Acts 16:16-34
Psalm 97
Rev. 22:12-14, 16-17, 20-21
John 17:20-26

“These people are servants of the Most High God! They are proclaiming a way of salvation for you!” Acts 16:17

This scripture passage ends with one of Paul’s most familiar and wondrous experiences. Beaten and thrown in prison, Paul and Silas stayed up all night in their shackles, singing and praising God. A huge earthquake shook the jail, causing the doors to fly open and the prisoners’ chains to come loose! But the apostles did not take advantage of the chance to escape; they stayed, prevented the terrified jailer from taking his own life, witnessed to him of the power of God, and there in the middle of the night they baptized the astounded jailer and his family. Joy!

It’s a great story. It’s a great Sunday School story; a great flannel-graph, connect-the-dots, happily-ever-after Sunday School story of God’s deliverance, of the disciples’ obedience, of the jailer’s wonder, of a family’s salvation. Joy! Yes!

Unless you’re the slave girl.

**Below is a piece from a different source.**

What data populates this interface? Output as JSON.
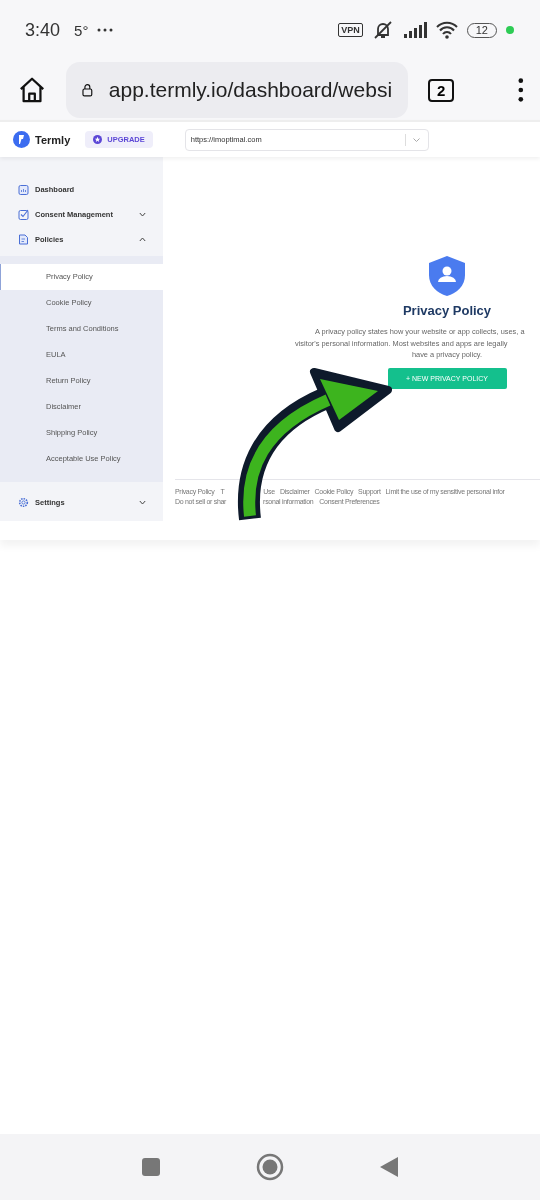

Before the beatings, before the prison, before the quake, there was a slave girl with an uncanny gift (curse?) for telling the future and, apparently, for telling the truth. It was she who recognized the disciples, and knew who sent them, and understood what they were doing. They were proclaiming the way of salvation! In a certain sense, she was proclaiming the way of those who were proclaiming the Way of salvation.

It wasn’t all that unusual for the apostles to drive out spirits, but here the Bible spells out Paul’s motivation for driving the chatterbox spirit out of this girl: he was annoyed.

He was annoyed not because she told the truth, but because she told it loudly. And repeatedly. Maybe she was drawing unwanted attention to the apostles, even endangering them. Maybe she was interrupting their teaching and preaching, being distracting and disruptive to their work. Or maybe she just got on Paul’s nerves, plain and simple.

So he commanded the spirit to leave her, and it did. It left her worthless to her owners, who realized they’d suddenly lost a convenient source of income. We’ve heard enough of slave stories to imagine the fallout. What happens to a slave who loses her one value in the eyes of her owners? Paul may have freed her from the spirit that was cursing (gifting?) her, but she remained enslaved to her now furious owners.

The jailhouse singing, the miraculous earthquake, the jailer’s redemption are a great story. But, to me, the slave girl is a heartbreak.

If her owners saw her as useless, if Paul saw her as an annoyance, I hope we readers do not only see her as a means to an end, a mere plot device used to move the story along. Used to get Paul and Silas thrown in jail so that God could finally work a wonder. A casualty on the way to freedom. I hope we don’t see her as “just” a girl, and “just” a slave (and I hope Paul learned to see better, too; I hope he was thinking of her when he wrote “There is… neither male nor female, neither slave nor free, for you are all one in Christ Jesus.” [Gal. 3:28]).

I hope when he was singing his prison songs, he was hearing echoes of her voice. I hope he felt the weight of her enslavement in his chains. And when we tell our Sunday School stories, when we remark on the miracles of deliverance and the joys of salvation, I hope we too remember that slave girl–and all those who are silenced, who are forgotten, who are left behind when freedom comes.

Nikki Finkelstein-Blair is an ordained Baptist minister, at-home mom, and military spouse living in South Carolina. She blogs at One Faithful Step.